Could you copy out every line of the data where the word "this" occurs?
── DATASET RECORDS ──
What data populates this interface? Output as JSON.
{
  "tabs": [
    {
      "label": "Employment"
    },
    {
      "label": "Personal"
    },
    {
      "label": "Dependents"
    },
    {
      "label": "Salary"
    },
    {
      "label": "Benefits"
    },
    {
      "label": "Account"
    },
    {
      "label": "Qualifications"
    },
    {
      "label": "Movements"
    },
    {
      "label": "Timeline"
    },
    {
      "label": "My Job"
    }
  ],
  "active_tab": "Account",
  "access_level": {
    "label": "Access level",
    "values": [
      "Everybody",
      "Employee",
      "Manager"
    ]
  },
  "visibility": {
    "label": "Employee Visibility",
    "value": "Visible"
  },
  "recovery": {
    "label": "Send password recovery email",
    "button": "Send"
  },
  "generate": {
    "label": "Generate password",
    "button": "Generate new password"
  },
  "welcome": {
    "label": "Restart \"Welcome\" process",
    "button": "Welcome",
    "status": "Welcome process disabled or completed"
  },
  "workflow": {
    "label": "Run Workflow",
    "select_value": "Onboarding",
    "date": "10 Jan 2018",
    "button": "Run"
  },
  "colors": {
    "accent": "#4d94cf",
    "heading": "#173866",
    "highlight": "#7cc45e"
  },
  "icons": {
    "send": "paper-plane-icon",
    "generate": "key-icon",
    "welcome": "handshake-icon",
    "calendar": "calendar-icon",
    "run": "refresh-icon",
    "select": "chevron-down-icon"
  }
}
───
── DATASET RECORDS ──
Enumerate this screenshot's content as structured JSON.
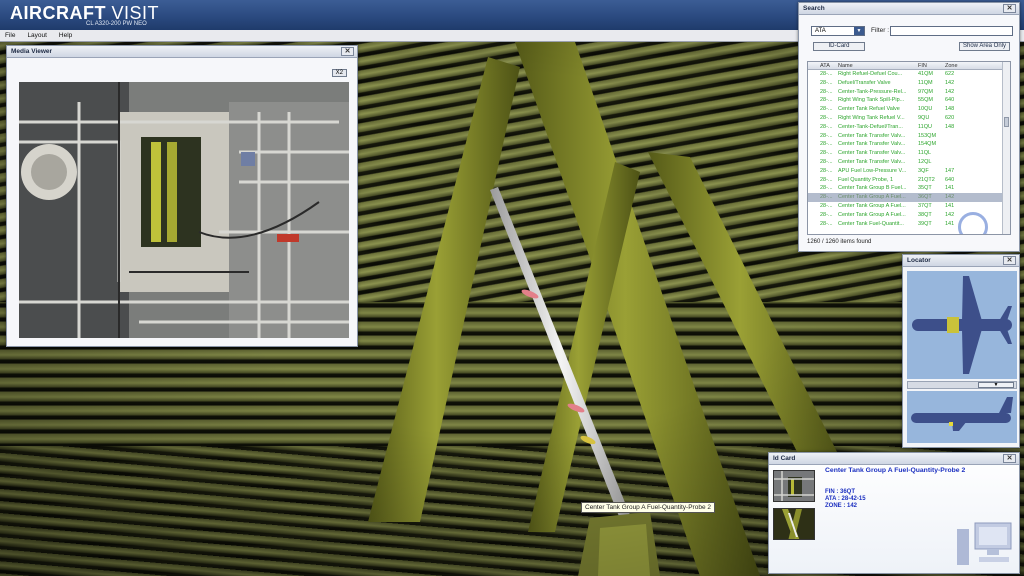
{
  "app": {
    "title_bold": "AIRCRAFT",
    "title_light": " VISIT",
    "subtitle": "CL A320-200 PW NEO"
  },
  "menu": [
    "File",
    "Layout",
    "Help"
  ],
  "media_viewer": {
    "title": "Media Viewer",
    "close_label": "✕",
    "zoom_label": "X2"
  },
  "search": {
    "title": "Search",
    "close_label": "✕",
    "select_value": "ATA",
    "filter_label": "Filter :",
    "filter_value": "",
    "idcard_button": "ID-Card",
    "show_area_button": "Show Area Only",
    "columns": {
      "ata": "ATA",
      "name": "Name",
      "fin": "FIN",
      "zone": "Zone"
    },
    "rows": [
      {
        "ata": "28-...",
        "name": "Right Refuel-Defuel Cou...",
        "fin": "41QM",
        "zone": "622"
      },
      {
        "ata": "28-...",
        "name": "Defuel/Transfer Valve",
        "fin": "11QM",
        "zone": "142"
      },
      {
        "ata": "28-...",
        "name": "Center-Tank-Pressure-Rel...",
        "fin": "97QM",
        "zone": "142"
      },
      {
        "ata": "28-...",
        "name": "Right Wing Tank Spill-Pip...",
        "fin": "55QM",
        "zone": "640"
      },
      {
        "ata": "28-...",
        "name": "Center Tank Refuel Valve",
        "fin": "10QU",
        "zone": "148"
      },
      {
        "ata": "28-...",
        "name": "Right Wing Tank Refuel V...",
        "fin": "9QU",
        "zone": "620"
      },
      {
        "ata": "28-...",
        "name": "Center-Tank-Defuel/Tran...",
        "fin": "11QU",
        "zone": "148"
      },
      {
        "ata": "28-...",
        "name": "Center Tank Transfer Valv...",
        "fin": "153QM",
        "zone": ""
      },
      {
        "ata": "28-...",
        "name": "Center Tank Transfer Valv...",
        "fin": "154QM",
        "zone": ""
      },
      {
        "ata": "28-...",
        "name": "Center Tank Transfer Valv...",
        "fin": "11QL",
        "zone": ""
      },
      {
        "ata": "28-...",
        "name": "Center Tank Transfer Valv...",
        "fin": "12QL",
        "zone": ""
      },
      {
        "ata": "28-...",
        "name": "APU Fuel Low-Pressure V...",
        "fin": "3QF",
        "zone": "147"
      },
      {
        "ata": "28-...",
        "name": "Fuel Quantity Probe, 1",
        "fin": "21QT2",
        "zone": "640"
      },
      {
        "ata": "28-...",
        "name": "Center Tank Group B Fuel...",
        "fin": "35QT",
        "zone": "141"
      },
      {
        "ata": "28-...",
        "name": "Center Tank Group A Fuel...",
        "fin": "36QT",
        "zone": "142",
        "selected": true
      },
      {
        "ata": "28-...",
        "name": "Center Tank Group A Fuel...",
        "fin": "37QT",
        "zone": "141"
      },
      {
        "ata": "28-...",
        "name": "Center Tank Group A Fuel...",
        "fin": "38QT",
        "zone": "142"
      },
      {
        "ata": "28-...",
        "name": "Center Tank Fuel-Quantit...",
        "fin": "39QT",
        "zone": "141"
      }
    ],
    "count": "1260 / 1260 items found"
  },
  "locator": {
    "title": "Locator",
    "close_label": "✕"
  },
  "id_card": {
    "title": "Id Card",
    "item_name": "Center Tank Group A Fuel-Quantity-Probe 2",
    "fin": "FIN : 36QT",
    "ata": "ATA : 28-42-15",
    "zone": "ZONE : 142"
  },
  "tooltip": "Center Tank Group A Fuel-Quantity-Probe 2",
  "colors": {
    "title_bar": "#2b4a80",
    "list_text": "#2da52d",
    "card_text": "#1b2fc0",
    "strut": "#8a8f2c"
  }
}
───
§ **TASK RESULT**:
What data populates this interface? Output as JSON.
Enumerate this screenshot's content as structured JSON.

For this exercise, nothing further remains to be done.